▸ **TASK DESCRIPTION**
In the records below, find the lines that include "placeholder" and copy each.

Dataset rows describing interfaces:
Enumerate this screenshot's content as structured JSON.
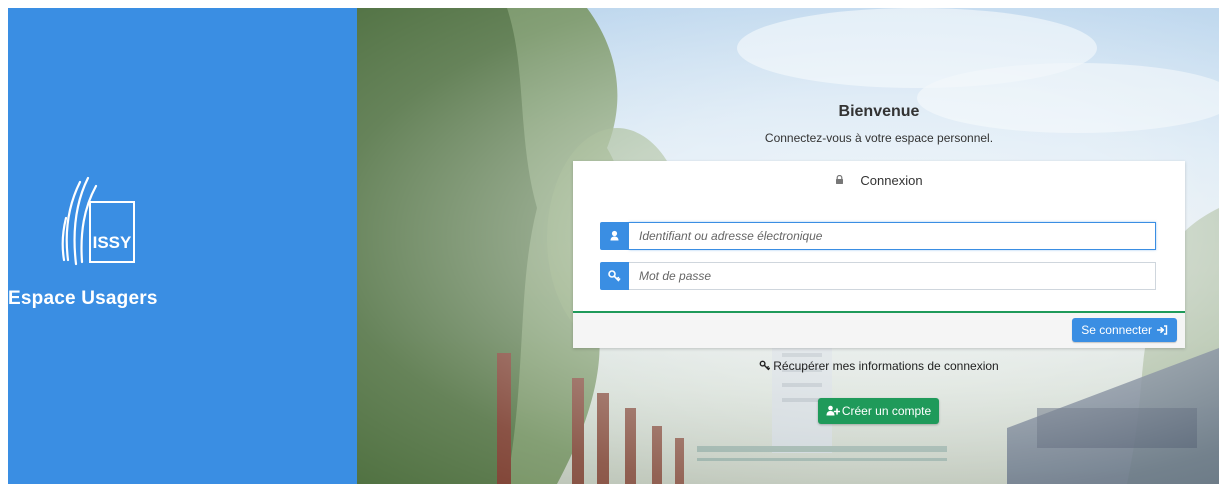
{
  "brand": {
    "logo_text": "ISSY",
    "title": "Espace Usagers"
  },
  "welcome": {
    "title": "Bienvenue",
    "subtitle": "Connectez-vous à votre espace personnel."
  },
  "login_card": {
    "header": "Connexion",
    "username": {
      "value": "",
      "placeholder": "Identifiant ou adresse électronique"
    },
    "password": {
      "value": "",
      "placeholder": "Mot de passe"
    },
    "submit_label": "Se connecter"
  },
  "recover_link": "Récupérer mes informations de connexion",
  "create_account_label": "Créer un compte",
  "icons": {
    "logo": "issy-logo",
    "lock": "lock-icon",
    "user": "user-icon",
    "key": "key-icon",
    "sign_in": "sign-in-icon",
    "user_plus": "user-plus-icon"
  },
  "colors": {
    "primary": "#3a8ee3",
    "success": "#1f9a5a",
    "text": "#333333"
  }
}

▸ **FINAL ANSWER**
      "placeholder": "Identifiant ou adresse électronique"
      "placeholder": "Mot de passe"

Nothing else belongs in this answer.